Failures in execution doom CSU football in home opener against North Dakota State

[flagallery gid=36 name=Gallery]

On any given day, one team can beat another. Games aren’t played on paper: they’re played on the unpredictable playing field where anything can happen — and that’s why people watch.

So the fact that North Dakota State beat the Rams 22-7 Saturday night should not come as a shock, especially if you saw the way the Rams practiced leading up to the game.

“We didn’t have a very good week of practice this week, and that was evident early on,” center Weston Richburg said after the game. “They just flat out beat us today. They played better, they were the better team today.”

In virtually every aspect of the game — passing yards, rushing yards, turnovers, even kick return yards — North Dakota State was better than CSU.

Numerous opportunities arose for the Rams throughout the game to get back in control after North Dakota State took a 19-7 lead at halftime, but every time, CSU failed to take advantage.

The Rams had all the momentum in the game after scoring first on a blisteringly-fast three play, 80-yard touchdown drive on their first possession of the game.

The rest of the game would be riddled with mistakes for CSU, as the first scoring drive of the game turned out to be its last.

Following the Rams’ touchdown drive, North Dakota State answered with one of their own and after a CSU punt, drove the ball all the way down to the Rams’ one yard line and faced a fourth-and-goal from there.

North Dakota State coach Craig Bohl decided to go for the touchdown on fourth down and got stopped on the goal line by CSU’s Cory James and Shaquil Barrett.

On the very next play, however, CSU’s Tommey Morris got tackled in the end zone for a safety, giving all the momentum right back to the Bison.

“It hurt us a little bit,” Barrett said. “But we’ve just always gotta be able to bounce back and be able to play the next play.”

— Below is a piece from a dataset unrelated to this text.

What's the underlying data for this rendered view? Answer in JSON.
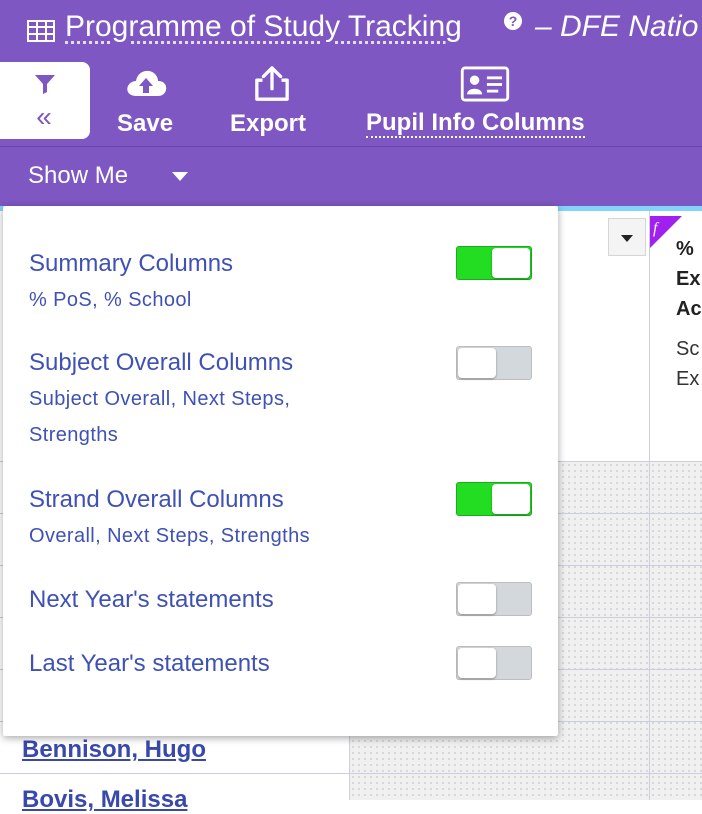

The Rams didn’t rebound from the safety, as North Dakota State marched all the way down the length of the field en route to a 12-play, 67-yard touchdown drive. The Bison started to bully CSU and had the Rams back on their heels.

“You know people tell us we aren’t talented enough and we aren’t big enough,” North Dakota State defensive end Cole Jirik said. “But that doesn’t matter when you play like you’re supposed to.”

North Dakota State took advantage of the mistakes CSU made, particularly the inability of the Rams to execute and convert on third downs, as the Rams went 1-for-10 on third downs compared with North Dakota State’s 12-for-21 mark.

“This did not happen by chance,” North Dakota State coach Craig Bohl said. “It was a methodical plan that those guys put together all week long and came out and performed really well. That occurred because the guys had a great week of practice and they beat a good football team.”

So as North Dakota State revels in its third victory in three years over an FBS school, the Rams now return to the film room to get back to work in preparation for Saturday’s game against San Jose State.

“I’m looking forward to getting to work tomorrow,” McElwain said on Saturday. “I haven’t lost many games the last couple years, but you know what, this is a challenge, this is why you go into it. You’ve got a chance to affect young men’s lives and I’m looking forward to getting back at it.”

Football Beat Reporter Andrew Schaller can be reached at sports@collegian.com.